_Task to carry out_
Please say how many lines in the records below contain the word "time". Give only the number.

○ ○ ○ ○ ○ ○ ○

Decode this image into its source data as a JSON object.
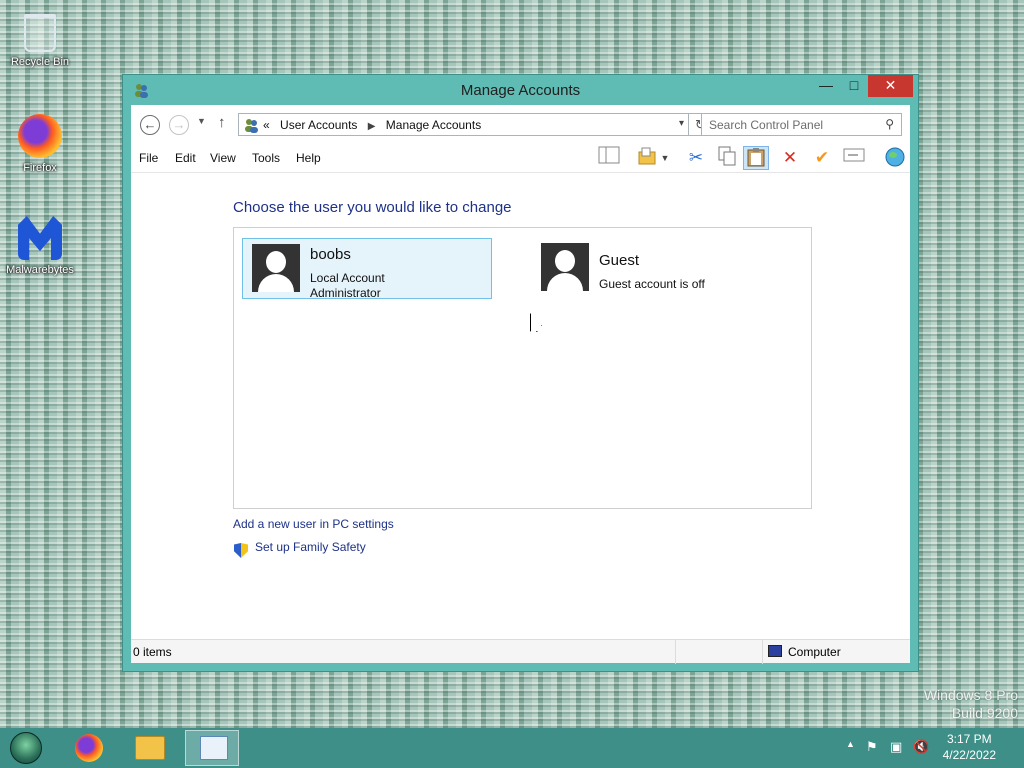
{
  "desktop": {
    "icons": [
      {
        "label": "Recycle Bin"
      },
      {
        "label": "Firefox"
      },
      {
        "label": "Malwarebytes"
      }
    ],
    "watermark": {
      "line1": "Windows 8 Pro",
      "line2": "Build 9200"
    }
  },
  "window": {
    "title": "Manage Accounts",
    "controls": {
      "minimize": "—",
      "maximize": "□",
      "close": "✕"
    },
    "address": {
      "prefix": "«",
      "crumbs": [
        "User Accounts",
        "Manage Accounts"
      ]
    },
    "search": {
      "placeholder": "Search Control Panel"
    },
    "menu": [
      "File",
      "Edit",
      "View",
      "Tools",
      "Help"
    ],
    "heading": "Choose the user you would like to change",
    "users": [
      {
        "name": "boobs",
        "line1": "Local Account",
        "line2": "Administrator",
        "selected": true
      },
      {
        "name": "Guest",
        "line1": "Guest account is off",
        "selected": false
      }
    ],
    "links": {
      "add_user": "Add a new user in PC settings",
      "family_safety": "Set up Family Safety"
    },
    "status": {
      "items": "0 items",
      "location": "Computer"
    }
  },
  "taskbar": {
    "clock": {
      "time": "3:17 PM",
      "date": "4/22/2022"
    }
  },
  "icons": {
    "back": "back-arrow-icon",
    "forward": "forward-arrow-icon",
    "up": "up-arrow-icon",
    "refresh": "refresh-icon",
    "search": "magnifier-icon",
    "shield": "uac-shield-icon"
  },
  "colors": {
    "window_frame": "#5ebcb4",
    "close_button": "#c7372f",
    "link_text": "#1e3287",
    "selection_bg": "#e5f3fb",
    "selection_border": "#70c0e7",
    "taskbar": "#3d8f88"
  }
}
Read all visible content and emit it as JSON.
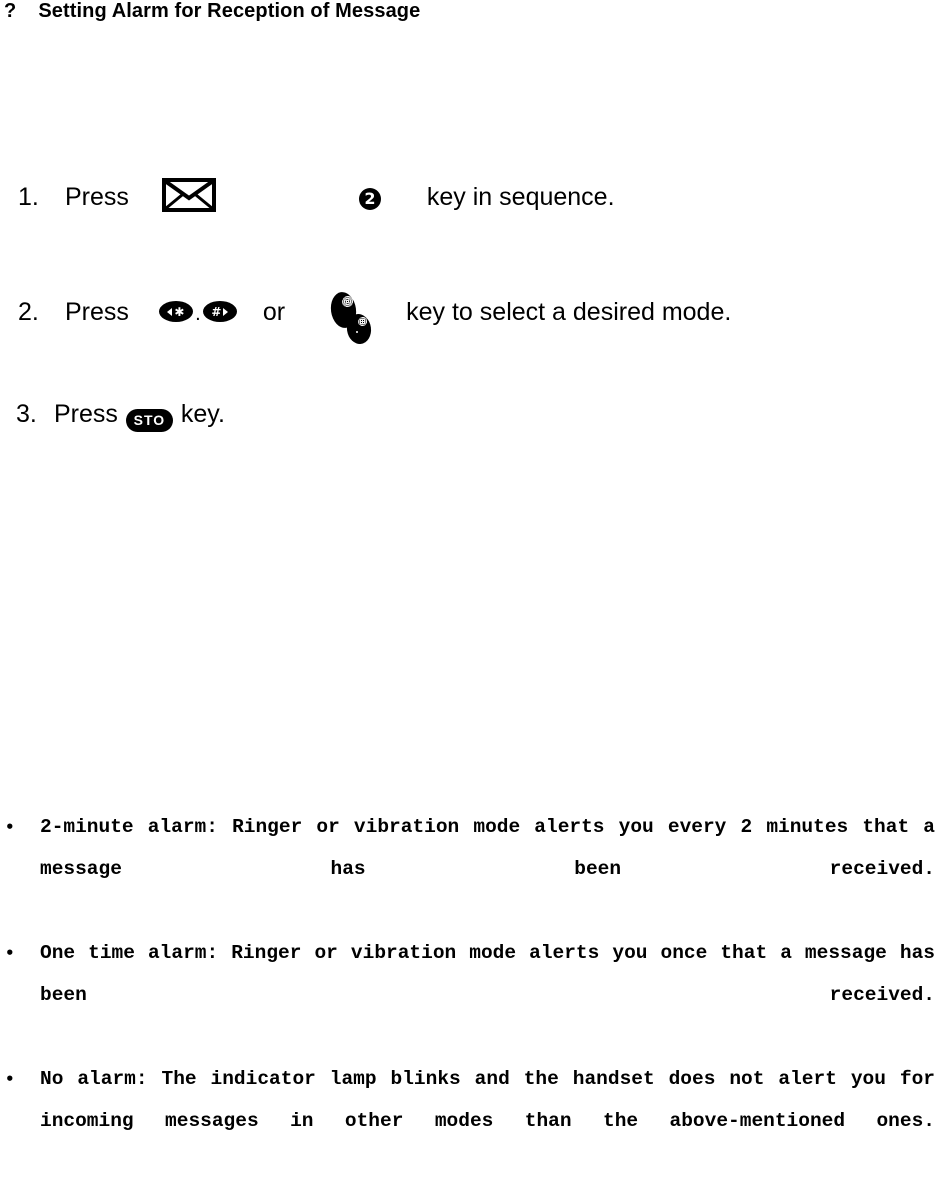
{
  "heading": {
    "marker": "?",
    "text": "Setting Alarm for Reception of Message"
  },
  "steps": [
    {
      "number": "1.",
      "verb": "Press",
      "icon_1": "envelope-icon",
      "icon_2_label": "2",
      "tail": "key in sequence."
    },
    {
      "number": "2.",
      "verb": "Press",
      "key_left_glyph": "✱",
      "key_separator": ".",
      "key_right_glyph": "#",
      "conjunction": "or",
      "icon_scroll": "scroll-up-down-keys-icon",
      "tail": "key to select a desired mode."
    },
    {
      "number": "3.",
      "verb": "Press",
      "key_label": "STO",
      "tail": "key."
    }
  ],
  "notes": [
    {
      "bullet": "•",
      "text": "2-minute alarm: Ringer or vibration mode alerts you every 2 minutes that a message has been received."
    },
    {
      "bullet": "•",
      "text": "One time alarm: Ringer or vibration mode alerts you once that a message has been received."
    },
    {
      "bullet": "•",
      "text": "No alarm: The indicator lamp blinks and the handset does not alert you for incoming messages in other modes than the above-mentioned ones."
    }
  ],
  "colors": {
    "page_background": "#ffffff",
    "text": "#000000",
    "key_fill": "#000000",
    "key_glyph": "#ffffff"
  }
}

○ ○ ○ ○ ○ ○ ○

_Solution for this task_
2